The Role of the DE&I Audit

A DE&I audit and the resulting recommendations can provide boards with some much needed clarity on how to be compliant with the law and mitigate legal risks around diversity issues. 

DE&I audits offer many advantages. In addition to mitigating legal risks and helping companies get ahead of potential reputational issues, a proactive audit helps ensure that DE&I programs and policies are robust and effective, benefitting employees at all levels and leading to better financial performance. A thorough “health check” of a company’s DE&I initiatives will best position it to both meet its diversity and inclusion goals and mitigate potential reputational and legal risks.

An independent audit offers a purpose-built examination of a company’s DE&I practices, policies, and outcomes. In coordination with the board and other senior leadership, the process begins by determining the scope of the audit based on a company’s particular needs, values, and goals. This is followed by a rigorous internal investigation and ultimately produces practical, concrete guidance. 

In addition to assessing where there is room for improvement, an audit provides a plan of action to address any identified gaps or issues in a thoughtful, timely, and transparent way that aligns with the company's unique business interests and priorities.

The Business Case for Robust DE&I Initiatives

As a part of any DE&I "health check," companies and boards may want to see if they have clearly articulated the business case for diversity in their organizations as they assess the strength of their DE&I policies and programs.

Maintaining solid and effective DE&I initiatives has long been shown to be highly beneficial to both employers and employees. Time and again, studies have shown that fostering a diverse workforce, particularly at the board and senior executive levels, is essential to fostering a corporation’s financial success and sustaining that success for the long term. A diversity of views and backgrounds not only enables better decision making and better cultural competency in an international market, it also increases profitability. 

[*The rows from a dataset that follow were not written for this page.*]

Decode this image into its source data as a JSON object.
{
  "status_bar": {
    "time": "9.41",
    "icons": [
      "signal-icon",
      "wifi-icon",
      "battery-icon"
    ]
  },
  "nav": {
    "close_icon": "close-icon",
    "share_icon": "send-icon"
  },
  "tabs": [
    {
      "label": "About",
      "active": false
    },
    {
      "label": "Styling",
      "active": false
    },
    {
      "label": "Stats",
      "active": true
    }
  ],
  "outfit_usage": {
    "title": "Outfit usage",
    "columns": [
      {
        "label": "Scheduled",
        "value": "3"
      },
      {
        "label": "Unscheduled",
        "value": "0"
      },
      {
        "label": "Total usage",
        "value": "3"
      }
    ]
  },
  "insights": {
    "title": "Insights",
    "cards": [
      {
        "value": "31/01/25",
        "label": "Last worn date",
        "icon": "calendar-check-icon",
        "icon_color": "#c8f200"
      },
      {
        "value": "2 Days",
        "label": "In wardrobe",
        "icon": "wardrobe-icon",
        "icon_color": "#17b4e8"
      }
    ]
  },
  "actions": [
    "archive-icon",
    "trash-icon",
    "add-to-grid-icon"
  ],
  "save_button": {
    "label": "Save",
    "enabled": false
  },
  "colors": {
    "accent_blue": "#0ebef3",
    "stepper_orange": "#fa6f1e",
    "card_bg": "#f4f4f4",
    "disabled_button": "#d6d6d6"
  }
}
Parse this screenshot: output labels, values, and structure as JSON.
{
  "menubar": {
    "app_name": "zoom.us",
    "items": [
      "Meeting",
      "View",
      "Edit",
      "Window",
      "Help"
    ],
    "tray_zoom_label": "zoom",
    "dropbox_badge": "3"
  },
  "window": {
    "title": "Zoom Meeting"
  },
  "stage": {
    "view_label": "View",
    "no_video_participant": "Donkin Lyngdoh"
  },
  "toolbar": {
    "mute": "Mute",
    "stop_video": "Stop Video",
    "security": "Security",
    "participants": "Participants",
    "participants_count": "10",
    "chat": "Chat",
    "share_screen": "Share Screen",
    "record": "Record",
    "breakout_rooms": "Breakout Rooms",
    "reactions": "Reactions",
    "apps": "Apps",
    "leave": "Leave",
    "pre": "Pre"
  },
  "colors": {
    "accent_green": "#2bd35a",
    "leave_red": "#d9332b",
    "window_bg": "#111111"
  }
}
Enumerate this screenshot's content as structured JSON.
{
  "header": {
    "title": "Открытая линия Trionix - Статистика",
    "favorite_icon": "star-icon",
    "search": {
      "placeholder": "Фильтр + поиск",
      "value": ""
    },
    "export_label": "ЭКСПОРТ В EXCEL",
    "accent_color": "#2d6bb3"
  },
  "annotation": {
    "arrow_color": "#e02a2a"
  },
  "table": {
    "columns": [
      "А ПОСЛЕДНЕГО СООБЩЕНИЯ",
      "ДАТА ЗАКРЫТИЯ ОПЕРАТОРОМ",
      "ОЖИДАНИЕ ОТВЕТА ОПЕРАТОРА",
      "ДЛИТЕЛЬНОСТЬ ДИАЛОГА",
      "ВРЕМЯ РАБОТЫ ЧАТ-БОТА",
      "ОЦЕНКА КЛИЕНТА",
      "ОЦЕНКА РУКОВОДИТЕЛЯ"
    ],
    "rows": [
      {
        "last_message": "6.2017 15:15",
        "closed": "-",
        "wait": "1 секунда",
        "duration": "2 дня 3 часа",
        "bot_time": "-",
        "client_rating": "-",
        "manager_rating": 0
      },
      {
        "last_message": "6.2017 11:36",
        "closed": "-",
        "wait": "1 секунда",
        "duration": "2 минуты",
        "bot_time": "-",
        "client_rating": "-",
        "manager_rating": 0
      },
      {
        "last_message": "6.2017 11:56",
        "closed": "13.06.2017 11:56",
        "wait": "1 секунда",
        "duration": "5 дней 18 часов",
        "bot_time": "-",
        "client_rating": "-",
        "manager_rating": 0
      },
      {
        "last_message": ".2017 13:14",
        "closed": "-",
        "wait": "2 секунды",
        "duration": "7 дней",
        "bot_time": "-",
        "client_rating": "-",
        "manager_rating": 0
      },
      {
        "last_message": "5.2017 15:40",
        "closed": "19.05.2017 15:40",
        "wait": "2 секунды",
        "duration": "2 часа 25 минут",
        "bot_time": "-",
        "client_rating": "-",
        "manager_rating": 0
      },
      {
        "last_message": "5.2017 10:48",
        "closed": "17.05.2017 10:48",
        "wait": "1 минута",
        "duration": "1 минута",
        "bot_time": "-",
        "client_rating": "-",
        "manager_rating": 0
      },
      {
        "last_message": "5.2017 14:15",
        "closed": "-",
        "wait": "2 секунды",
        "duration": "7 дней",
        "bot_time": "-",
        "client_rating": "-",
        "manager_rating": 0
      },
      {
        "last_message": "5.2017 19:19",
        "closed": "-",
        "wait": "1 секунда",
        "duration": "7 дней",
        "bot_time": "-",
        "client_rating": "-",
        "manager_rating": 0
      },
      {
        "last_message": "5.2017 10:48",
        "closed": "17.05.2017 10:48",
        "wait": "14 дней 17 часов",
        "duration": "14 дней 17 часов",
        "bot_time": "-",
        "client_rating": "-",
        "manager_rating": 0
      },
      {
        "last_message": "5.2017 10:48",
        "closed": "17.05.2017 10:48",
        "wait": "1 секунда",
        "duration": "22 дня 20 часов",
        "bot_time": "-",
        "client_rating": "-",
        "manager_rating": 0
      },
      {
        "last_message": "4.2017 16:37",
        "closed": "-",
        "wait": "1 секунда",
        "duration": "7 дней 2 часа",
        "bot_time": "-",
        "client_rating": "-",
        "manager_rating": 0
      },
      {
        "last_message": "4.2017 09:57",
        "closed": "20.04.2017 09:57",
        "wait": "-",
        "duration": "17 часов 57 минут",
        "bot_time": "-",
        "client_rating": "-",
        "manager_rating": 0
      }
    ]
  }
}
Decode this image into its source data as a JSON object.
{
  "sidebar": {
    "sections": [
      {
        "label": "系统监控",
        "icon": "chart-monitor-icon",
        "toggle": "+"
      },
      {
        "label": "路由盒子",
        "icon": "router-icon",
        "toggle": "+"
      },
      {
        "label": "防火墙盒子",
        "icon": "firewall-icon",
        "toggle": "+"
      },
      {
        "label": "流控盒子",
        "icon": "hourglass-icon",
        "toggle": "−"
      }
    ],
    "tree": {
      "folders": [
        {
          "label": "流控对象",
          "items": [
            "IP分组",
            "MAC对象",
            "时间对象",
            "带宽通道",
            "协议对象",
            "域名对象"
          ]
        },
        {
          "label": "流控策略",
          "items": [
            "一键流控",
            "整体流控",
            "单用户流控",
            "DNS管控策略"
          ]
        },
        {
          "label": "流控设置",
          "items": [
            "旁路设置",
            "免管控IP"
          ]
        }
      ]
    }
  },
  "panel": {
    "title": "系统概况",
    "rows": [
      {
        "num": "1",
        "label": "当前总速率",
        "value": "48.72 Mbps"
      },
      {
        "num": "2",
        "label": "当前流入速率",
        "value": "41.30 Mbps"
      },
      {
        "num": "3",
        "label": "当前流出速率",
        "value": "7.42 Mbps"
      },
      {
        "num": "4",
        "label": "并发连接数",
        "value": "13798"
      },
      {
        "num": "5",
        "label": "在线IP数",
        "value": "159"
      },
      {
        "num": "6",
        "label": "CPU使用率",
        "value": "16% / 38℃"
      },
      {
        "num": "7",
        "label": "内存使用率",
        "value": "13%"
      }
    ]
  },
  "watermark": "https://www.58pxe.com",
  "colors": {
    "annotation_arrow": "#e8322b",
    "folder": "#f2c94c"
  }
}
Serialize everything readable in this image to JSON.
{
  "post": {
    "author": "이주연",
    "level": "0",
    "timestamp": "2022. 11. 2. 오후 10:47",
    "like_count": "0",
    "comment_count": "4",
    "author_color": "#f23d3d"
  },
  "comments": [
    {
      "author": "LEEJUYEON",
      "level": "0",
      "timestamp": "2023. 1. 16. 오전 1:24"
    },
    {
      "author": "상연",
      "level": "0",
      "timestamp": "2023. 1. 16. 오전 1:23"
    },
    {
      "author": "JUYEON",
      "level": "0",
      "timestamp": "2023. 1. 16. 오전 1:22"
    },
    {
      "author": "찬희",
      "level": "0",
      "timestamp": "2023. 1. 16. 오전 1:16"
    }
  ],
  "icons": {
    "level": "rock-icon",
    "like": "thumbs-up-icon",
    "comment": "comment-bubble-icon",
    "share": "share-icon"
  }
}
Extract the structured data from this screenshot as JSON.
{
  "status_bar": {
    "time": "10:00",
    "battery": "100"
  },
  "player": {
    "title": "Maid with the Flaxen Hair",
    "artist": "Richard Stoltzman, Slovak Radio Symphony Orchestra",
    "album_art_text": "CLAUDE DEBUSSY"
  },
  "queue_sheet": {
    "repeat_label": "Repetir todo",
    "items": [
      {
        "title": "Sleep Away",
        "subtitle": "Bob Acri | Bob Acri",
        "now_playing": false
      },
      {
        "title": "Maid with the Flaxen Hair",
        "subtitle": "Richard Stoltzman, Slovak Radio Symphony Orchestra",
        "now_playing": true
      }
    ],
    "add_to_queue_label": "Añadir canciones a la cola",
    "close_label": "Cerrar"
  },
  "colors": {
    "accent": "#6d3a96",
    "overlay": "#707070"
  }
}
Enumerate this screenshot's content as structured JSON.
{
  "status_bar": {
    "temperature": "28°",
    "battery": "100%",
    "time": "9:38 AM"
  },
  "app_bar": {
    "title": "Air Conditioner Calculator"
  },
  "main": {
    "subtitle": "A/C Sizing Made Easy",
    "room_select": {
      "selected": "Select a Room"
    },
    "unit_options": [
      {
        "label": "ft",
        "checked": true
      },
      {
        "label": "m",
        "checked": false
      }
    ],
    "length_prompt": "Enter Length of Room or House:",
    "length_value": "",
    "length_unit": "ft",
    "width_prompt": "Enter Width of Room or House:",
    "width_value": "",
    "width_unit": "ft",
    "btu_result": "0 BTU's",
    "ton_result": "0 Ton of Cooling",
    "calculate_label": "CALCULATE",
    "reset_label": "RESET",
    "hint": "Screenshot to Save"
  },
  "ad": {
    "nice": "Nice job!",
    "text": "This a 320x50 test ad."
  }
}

Moreover, recent surveys have shown that working for a diverse and inclusive organization is increasingly important to job seekers of all backgrounds—especially those in younger generations—and that many will turn down or not pursue job opportunities because of a company’s perceived lack of commitment to DE&I. 

Companies have many lawful ways to maintain strong DE&I programs and policies through the entire employment life cycle. Recruiting efforts, such as pipeline programs, and on-the-job efforts, such as mentoring and providing “reach” opportunities to promising junior colleagues, help companies meet DE&I goals by boosting employee morale and attracting and retaining top talent. 

The recent Supreme Court decision provides companies and boards with an opportunity to review and enhance their workforce and board-level DE&I initiatives to ensure that they are both compliant with existing law and are aligned with the business’s stated recruitment, retention and development, and supplier diversity goals. 

With an effective DE&I audit, boards and companies can get a handle on whether their initiatives are working, discover where there is room for improvement, and implement practical solutions in a way that sets them up for continued success down the road.

Paul, Weiss is a NACD partner, providing directors with critical and timely information, and perspectives. Paul, Weiss is a financial supporter of the NACD. 

Robert Peak

Former US Attorney General Loretta E. Lynch cochairs the Civil Rights and Racial Equity Audits practice at Paul, Weiss, Rifkind, Wharton & Garrison. Lynch is a leader of Paul, Weiss’s DEI Strategic Advisory Group.

Robert Peak

Liza M. Velazquez is a litigation partner and leader of the Employment Law, Workplace Investigations & Trade Secrets Litigation practice group at Paul, Weiss. Velazquez is a leader of Paul, Weiss’s DEI Strategic Advisory Group.